Then, May 2006 brought Cooper into my life and changed the way I cared for dogs. All the fish I tried so hard to keep alive were pale in comparison to him. He was this wrinkly mess that plopped himself down everywhere his little legs would take him. He loved peanut butter and carrots, although not together. When I had my tonsils removed, together, we ate banana popsicles and lounged around. He didn’t like going for walks, but he loved sunbathing in the Florida heat.
He posed for all my embarrassing photoshoots, dressed up with me for Halloween, dealt with my constant pulls for attention and desire to carry his 60-pound mass around the house and on to my bed. He loved the toys that made honking sounds; his carrot was his favorite, of course. He taught me responsibility, and he taught me loyalty. When I came home from school, he was there. When I propped him up on my wicker chest for training lessons, we stayed still for the treats. As I grew older, he was the best dog. All my friends loved him and his funny nuances.
During my senior year of high school, he became sick. My parents had left the two of us alone, and I found him in his crate seizing. I was scared, eighteen, trying to balance high school and college classes, and watching one of my best friends in pain. For a week, the two of us lived at veterinary offices. I missed classes. I cried in parking lots. I was scared he wouldn’t be okay. For a little time, he was, until he wasn’t. I blamed myself for his passing. I felt responsible for the week we were alone together. We spent nights sleeping together on my parent’s bed. The medicine was helping until it didn’t. My friends left him alone one night, and a seizure left him in an unstable state.
We took him to the doctor I found for him, and they tried to help, but they drugged him to the point he couldn’t move. I blamed myself for what the doctor did because I was the one who took him to the doctor.
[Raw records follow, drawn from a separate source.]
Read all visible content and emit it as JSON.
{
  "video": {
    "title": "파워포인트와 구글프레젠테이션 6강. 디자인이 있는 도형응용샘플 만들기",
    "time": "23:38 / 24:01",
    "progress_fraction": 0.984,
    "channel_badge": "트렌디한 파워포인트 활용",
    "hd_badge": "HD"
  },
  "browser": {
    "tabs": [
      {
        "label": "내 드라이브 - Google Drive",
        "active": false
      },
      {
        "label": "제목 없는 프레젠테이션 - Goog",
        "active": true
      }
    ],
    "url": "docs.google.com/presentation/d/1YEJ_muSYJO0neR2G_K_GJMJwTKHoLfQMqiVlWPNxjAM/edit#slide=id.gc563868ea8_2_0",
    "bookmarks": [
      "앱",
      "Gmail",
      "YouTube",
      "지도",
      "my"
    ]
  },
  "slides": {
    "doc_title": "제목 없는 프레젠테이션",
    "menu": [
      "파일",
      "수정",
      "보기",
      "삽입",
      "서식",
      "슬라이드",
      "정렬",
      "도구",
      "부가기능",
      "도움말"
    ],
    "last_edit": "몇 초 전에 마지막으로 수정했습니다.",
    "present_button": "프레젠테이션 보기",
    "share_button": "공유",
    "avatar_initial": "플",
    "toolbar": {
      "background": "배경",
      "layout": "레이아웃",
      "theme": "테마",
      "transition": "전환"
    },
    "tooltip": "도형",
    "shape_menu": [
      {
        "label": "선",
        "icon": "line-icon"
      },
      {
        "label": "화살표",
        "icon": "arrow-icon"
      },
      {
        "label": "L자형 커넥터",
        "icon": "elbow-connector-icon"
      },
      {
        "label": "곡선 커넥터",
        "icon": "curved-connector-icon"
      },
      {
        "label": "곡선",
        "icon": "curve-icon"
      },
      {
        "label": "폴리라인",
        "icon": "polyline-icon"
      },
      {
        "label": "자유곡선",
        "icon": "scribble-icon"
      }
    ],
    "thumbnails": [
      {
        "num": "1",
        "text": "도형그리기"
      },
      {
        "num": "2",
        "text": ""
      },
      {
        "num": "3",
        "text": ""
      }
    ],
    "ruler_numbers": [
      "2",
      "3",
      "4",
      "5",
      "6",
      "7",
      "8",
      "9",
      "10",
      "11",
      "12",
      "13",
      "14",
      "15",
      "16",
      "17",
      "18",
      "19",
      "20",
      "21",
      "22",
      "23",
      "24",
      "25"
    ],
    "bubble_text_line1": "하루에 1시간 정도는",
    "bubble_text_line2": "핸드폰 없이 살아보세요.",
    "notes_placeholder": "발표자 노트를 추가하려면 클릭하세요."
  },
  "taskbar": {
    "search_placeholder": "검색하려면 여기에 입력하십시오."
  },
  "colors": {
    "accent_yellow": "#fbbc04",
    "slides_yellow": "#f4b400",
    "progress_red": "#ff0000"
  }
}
For a while, I teared up when I saw a bulldog on the street. I couldn’t get past the grief of losing my first little buddy. It took years for me to stop blaming myself, and still some days I get sad that our time was so short.
During those days, I realize he was more than just a pet. He was the best first dog I could have ever had. Cooper loved giving kisses and sneaking treats. He loved ear scratches and to be with his people. I now have this undying love for English Bulldogs because of him. I can’t help but smile when I see them on the street. I can’t help but give them all the love I wish I could have given Cooper these past seven years. Here is to always loving dogs in the same way that they unwaveringly love us.